MEPs will next week vote on a “ban on all forms of pornography” including censorship of the internet in a bid to “eliminate gender stereotypes” that demean women.
By Bruno Waterfield, Brussels
10:09AM GMT 08 Mar 2013
Controversy has erupted over next Tuesday’s European Parliament resolution “on eliminating gender stereotypes in the EU”, meant to mark international women’s day, after libertarian Swedish MEPs from the Pirate Party spotted the call for a ban in the small print.
While not legally binding, the vote could be the first step towards European legislation as the EU’s assembly increasingly flexes its political muscle within Europe’s institutions.

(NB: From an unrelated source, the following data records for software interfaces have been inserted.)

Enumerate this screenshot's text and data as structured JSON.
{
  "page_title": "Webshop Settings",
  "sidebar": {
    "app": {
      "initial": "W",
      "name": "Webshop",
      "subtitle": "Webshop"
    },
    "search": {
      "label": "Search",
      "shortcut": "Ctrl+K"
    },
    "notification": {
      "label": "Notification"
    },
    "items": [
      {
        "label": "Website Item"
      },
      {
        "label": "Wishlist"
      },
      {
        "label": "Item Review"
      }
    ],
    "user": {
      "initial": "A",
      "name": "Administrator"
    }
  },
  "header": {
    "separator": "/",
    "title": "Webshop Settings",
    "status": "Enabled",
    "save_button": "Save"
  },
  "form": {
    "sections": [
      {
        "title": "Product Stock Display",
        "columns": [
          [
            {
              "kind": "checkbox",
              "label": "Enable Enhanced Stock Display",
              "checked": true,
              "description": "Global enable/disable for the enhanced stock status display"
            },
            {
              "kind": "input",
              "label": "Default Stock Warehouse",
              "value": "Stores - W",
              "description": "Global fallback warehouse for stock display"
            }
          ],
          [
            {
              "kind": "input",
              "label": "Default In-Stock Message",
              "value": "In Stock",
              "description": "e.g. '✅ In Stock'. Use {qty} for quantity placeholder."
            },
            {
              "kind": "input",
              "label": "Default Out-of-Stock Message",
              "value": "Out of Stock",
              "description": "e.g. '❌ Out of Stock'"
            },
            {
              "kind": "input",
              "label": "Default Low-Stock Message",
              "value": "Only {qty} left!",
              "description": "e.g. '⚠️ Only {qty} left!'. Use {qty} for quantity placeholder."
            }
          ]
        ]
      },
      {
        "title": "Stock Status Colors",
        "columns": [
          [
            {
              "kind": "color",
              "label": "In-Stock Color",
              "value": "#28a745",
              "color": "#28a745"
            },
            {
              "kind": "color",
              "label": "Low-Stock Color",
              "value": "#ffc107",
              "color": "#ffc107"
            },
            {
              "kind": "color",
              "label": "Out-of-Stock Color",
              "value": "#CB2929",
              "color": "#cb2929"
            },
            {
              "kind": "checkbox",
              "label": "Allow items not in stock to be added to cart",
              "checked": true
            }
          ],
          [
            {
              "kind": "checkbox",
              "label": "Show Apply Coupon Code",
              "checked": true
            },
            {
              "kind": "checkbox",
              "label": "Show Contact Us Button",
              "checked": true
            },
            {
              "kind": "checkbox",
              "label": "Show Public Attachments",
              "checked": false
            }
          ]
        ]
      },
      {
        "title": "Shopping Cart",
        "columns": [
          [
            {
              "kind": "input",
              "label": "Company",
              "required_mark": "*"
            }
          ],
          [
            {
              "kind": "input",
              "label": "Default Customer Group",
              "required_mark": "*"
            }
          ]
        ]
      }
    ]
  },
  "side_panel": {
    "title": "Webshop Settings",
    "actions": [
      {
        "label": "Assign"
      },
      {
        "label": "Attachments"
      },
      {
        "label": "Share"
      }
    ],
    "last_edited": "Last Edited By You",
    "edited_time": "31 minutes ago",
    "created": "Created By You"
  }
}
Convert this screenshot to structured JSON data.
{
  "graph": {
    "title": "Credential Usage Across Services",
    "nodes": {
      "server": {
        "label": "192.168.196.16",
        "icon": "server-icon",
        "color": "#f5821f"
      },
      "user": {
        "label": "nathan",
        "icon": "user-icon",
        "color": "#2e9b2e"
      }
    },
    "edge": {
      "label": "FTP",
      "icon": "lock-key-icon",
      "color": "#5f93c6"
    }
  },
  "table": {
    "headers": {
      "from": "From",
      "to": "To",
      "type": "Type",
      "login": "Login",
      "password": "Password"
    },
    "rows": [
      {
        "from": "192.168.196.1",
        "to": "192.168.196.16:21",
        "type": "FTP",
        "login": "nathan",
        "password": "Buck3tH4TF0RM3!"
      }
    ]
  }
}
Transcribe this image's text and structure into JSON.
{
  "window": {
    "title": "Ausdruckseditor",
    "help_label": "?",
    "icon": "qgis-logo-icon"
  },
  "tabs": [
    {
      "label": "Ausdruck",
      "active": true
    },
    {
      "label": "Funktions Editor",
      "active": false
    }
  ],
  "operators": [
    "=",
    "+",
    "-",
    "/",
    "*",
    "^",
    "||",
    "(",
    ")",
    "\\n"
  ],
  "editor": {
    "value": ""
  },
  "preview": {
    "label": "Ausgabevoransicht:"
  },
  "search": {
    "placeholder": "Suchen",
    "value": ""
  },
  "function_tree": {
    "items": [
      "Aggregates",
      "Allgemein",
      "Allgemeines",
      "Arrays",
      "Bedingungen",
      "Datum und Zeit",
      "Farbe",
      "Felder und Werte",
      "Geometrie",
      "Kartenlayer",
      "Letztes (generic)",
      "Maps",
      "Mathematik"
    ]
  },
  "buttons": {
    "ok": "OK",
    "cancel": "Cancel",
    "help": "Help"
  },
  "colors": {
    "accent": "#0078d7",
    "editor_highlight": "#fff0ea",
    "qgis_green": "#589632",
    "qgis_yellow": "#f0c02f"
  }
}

The proposal “calls on the EU and its member states to take concrete action on discrimination against women in advertising… [with] a ban on all forms of pornography in the media”.
Kartika Liotard, a Dutch left-wing feminist MEP, is seeking “statutory measures to prevent any form of pornography in the media and in advertising and for a ban on advertising for pornographic products and sex tourism”, including measures in the “digital field”.
The MEPs are also demanding the establishment of state sex censors with “a mandate to impose effective sanctions on companies and individuals promoting the sexualisation of girls”.
Rick Falkvinge, the founder of the Swedish Pirate Party which campaigns for internet freedom and has MEPs, warned that there is “a clear majority in favour of this report, much because of its title and a belief that there’s nothing odd about it”.
“This horrendous attack on our fundamental freedoms of speech and expression needs action now,” he wrote on his blog.
“This isn’t the final vote in the legislative process; rather, it’s the first vote in the legislative sausage machine (‘what goes in, must come out’). Still, it is important to send a very clear message that this is unacceptable at first opportunity, or it will become a legislative proposal which is much harder to fight.”
The parliament has added insult to injury for the civil liberties campaigners by blocking a flood of protest emails that was sent to MEPs as news of the ban vote emerged.
“This is an absolute disgrace, in my opinion. A parliament that views input from citizens on a current issue as spam, has very little democratic legitimacy in my opinion,” said Christian Engstrom, a Pirate Party MEP.
A parliament offcial denied that protest emails had been deliberately blocked.
“In addition to its normal spam filters, the European Parliament has an alert system in case of an excessive influx of emails affecting the proper functioning of the email-system,” he said.
“This system was triggered because of an enormous influx of mails. The measures are automatic and technical and independent of any content or sender.”
A recent EU report urged tight press regulation and demanded that Brussels officials are given control of national media supervisors with new powers to enforce fines or the sacking of journalists.
The “high-level” recommendations, welcomed by the European Commission, backed the creation of EU supervised media regulators with “real enforcement powers, such as the imposition of fines, orders for printed or broadcast apologies, or removal of journalistic status.”
Iceland is currently debating radical proposals that would make it the first Western democracy to attempt censorship of the internet by blocking online pornography.
The Icelandic government is considering introducing internet filters, such as those used to block China off form the worldwide web, in order to stop people downloading or viewing pornography on the internet.
The unprecedented censorship is justified by fears about damaging effects of the internet on children and women.